Two trade unions signal potential breakthrough in dispute with government
Two civil service trade unions have heralded a potential breakthrough in their pay disputes with the government, with one organisation calling off a planned walkout and the second halting a ballot for strike action.
Prospect, which represents tens of thousands of civil servants, including members in technical, managerial and scientific roles, has halted a strike pencilled in for next month in its dispute over pay and conditions.
FDA, which represents senior civil servants, has suspended a ballot of its members that was due to start next Tuesday.
Both unions reported that the government had extended new invitations for talks in separate announcements on Friday.
A third union representing civil servants, the Public and Commercial Services Union, told the Financial Times it was also “hoping to have meaningful talks next week” with the government.

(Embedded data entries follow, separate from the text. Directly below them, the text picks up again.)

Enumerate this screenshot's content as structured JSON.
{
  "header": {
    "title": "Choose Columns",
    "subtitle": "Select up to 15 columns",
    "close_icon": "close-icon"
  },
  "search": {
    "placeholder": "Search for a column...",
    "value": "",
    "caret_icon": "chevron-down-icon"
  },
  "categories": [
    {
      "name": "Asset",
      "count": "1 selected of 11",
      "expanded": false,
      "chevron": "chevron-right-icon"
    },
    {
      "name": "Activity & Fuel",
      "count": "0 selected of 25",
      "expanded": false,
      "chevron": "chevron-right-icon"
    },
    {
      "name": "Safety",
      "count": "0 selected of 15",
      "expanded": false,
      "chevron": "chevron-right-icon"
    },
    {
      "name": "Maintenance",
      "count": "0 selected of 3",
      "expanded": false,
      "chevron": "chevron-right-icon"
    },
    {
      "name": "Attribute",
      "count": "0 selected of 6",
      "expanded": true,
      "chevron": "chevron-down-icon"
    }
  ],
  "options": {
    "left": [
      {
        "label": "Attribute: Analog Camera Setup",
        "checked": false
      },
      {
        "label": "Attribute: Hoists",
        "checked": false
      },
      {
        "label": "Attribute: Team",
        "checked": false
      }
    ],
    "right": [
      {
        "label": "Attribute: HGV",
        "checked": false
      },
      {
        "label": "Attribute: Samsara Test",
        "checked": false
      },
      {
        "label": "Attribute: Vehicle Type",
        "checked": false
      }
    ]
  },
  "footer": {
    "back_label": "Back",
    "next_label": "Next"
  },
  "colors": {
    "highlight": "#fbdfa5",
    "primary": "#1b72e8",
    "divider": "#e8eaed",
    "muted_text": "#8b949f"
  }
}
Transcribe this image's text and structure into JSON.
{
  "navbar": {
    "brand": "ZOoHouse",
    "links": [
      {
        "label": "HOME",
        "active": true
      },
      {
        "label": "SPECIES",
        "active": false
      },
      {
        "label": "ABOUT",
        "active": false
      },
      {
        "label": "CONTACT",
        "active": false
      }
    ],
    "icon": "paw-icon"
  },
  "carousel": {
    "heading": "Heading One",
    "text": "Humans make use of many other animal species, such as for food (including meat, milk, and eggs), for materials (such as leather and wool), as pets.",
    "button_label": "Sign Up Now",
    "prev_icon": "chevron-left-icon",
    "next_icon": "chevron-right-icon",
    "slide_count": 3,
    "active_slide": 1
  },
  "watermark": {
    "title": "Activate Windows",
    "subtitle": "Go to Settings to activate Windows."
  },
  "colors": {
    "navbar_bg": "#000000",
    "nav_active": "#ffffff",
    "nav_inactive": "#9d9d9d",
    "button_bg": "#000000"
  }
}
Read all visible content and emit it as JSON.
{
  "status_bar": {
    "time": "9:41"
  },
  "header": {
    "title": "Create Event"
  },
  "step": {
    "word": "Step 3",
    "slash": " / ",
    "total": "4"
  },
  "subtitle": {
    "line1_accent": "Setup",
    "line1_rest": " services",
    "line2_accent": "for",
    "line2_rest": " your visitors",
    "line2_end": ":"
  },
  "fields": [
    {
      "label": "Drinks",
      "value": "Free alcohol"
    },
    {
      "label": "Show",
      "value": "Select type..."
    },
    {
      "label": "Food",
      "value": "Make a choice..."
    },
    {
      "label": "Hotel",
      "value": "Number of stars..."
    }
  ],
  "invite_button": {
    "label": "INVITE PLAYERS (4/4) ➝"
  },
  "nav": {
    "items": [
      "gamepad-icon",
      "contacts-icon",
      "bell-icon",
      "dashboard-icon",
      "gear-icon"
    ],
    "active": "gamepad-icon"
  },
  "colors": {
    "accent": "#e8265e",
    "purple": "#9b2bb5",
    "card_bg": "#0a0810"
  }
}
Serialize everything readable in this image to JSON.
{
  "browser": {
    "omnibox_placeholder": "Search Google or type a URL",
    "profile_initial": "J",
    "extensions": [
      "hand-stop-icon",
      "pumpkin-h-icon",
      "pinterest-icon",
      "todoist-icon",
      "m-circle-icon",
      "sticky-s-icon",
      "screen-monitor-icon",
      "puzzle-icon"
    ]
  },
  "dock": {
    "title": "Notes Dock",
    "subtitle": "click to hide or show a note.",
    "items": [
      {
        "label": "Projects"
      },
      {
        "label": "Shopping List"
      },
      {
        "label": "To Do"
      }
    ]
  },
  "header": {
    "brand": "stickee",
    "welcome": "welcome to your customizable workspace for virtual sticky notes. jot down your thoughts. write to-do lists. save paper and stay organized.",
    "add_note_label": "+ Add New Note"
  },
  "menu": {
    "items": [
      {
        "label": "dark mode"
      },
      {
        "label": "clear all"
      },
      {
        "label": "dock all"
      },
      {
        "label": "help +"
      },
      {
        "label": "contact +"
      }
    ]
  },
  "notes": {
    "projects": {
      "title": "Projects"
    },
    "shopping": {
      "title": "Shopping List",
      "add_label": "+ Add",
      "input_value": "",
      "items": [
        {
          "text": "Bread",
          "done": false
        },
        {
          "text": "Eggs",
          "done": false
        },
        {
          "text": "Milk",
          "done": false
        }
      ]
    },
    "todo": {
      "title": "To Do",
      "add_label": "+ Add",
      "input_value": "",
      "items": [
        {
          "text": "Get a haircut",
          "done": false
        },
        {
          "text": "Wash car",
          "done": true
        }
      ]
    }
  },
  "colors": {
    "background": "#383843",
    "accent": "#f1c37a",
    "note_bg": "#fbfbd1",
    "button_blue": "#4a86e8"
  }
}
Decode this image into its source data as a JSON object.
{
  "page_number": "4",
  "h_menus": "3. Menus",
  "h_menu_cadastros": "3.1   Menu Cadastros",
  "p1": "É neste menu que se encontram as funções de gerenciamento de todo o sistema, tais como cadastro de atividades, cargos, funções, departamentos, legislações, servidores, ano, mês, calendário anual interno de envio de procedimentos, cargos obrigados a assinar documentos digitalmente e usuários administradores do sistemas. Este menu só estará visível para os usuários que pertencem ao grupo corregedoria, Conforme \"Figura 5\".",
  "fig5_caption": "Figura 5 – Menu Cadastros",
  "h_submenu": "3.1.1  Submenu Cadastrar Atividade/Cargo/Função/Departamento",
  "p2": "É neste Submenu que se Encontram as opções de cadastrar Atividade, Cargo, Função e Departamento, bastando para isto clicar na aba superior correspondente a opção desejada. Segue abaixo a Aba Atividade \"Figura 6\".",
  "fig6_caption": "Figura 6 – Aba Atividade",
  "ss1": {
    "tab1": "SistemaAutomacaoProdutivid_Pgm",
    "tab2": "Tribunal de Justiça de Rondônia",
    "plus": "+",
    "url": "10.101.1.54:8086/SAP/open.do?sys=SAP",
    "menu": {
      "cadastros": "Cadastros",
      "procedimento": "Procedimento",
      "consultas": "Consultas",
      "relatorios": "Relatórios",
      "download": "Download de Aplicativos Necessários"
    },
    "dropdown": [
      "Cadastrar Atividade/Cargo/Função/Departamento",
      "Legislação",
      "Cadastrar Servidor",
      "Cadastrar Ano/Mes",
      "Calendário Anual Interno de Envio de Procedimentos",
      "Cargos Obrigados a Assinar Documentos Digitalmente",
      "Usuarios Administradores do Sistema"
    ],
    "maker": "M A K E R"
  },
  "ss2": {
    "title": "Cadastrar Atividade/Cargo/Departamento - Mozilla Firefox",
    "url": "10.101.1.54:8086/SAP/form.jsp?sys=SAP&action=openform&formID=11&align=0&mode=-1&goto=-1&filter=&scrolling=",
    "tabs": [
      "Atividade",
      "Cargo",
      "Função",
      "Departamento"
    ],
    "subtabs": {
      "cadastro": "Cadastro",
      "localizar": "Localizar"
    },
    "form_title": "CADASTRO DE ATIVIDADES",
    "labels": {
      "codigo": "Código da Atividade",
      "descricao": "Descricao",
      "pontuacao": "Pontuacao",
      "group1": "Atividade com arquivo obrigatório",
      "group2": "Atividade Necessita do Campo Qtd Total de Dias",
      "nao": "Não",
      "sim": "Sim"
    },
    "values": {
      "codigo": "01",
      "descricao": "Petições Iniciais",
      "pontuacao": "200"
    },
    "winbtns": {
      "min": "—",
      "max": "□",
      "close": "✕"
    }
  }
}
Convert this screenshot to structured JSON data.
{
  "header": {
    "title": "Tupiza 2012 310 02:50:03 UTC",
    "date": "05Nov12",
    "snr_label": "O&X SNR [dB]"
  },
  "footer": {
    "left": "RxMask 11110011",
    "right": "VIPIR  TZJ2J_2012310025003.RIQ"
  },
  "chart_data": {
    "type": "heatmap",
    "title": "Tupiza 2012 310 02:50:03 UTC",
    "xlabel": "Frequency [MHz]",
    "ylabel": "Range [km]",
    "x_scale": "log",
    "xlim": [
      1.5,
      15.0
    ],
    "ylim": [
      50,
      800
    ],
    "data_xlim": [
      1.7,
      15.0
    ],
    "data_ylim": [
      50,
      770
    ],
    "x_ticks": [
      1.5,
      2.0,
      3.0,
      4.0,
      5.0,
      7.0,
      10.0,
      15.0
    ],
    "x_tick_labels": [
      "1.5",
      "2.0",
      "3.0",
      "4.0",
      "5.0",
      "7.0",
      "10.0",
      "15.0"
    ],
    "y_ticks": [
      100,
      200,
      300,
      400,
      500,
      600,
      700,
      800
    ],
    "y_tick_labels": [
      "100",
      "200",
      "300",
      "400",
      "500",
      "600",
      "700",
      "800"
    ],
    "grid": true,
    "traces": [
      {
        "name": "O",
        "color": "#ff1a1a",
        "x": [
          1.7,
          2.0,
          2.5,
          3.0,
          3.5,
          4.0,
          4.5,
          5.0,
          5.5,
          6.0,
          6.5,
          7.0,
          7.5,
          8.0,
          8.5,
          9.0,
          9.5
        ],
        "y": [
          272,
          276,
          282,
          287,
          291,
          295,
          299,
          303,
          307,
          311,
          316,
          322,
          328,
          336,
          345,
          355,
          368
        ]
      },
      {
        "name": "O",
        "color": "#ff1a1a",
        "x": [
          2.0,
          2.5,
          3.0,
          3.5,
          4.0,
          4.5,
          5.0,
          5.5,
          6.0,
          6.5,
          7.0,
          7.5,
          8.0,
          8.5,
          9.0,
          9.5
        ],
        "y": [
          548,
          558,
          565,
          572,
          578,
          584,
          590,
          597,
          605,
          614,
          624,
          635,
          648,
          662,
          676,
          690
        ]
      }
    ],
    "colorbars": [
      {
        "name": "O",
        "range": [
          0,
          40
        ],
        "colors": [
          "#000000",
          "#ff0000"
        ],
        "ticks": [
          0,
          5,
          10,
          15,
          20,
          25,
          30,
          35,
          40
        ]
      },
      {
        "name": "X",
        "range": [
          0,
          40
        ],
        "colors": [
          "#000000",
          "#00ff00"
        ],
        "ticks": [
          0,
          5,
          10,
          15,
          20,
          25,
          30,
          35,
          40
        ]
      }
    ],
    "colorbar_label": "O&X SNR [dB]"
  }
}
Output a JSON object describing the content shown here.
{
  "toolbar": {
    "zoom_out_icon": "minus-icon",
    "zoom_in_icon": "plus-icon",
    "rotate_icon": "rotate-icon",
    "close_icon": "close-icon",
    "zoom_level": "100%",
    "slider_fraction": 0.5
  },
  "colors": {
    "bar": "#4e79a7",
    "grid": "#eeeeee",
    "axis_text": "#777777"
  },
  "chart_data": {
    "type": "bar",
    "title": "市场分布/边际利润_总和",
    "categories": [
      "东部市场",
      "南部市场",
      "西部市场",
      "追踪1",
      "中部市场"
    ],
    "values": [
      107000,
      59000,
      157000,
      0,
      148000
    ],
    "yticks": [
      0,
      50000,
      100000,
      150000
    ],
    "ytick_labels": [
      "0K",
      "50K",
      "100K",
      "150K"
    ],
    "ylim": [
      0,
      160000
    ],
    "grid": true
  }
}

PCS staged its third national walkout in April over pay, pensions and jobs. It has recently renewed its six-month mandate for further action but does not have any nationwide strikes planned.
On Friday, however, the union announced strike dates for driver and vehicle licensing agency workers in Swansea, involving 15 consecutive days of industrial action starting on June 11.
It comes after unions expressed anger when previous talks resulted in an average pay offer of about 4.5 per cent, substantially lower than for other public sector workers. The UK has faced six months of widespread strikes as workers objected to real-terms pay cuts in an era of soaring inflation.
Commenting on Prospect’s decision to suspend its walkout on June 7, Mike Clancy, its general secretary, said: “We have agreed to pause our planned strike action because the government have communicated their willingness to engage in meaningful talks.
“Throughout this dispute, we have made clear that our members should not be treated worse than other workers in the public sector and that they deserve a pay deal that recognises the cost of living crisis that began last year.”
He said Prospect had called off the strike in order to enter the talks “in good faith”, but warned: “We will maintain our action short of a strike and review that position in light of the talks that are promised.”
The FDA, meanwhile, reversed a decision to ballot for national industrial action over pay, which would have been the union’s first such ballot in 40 years.
Dave Penman, FDA general secretary, said the threat of industrial action had been “intended to send a clear message” that the government “had failed to demonstrate that they valued the civil service equally with the rest of the public sector”.
He said the invitation to talks “may indicate that the government intends to change its approach to pay for this year”, but added: “If it does not, then the union stands ready to proceed with the ballot for industrial action that we have prepared for.”
The Cabinet Office said the government has “maintained an open dialogue with unions”, adding: “We have met with the respective unions to understand what role Cabinet Office may play in resolving their concerns and avoiding industrial action wherever possible.”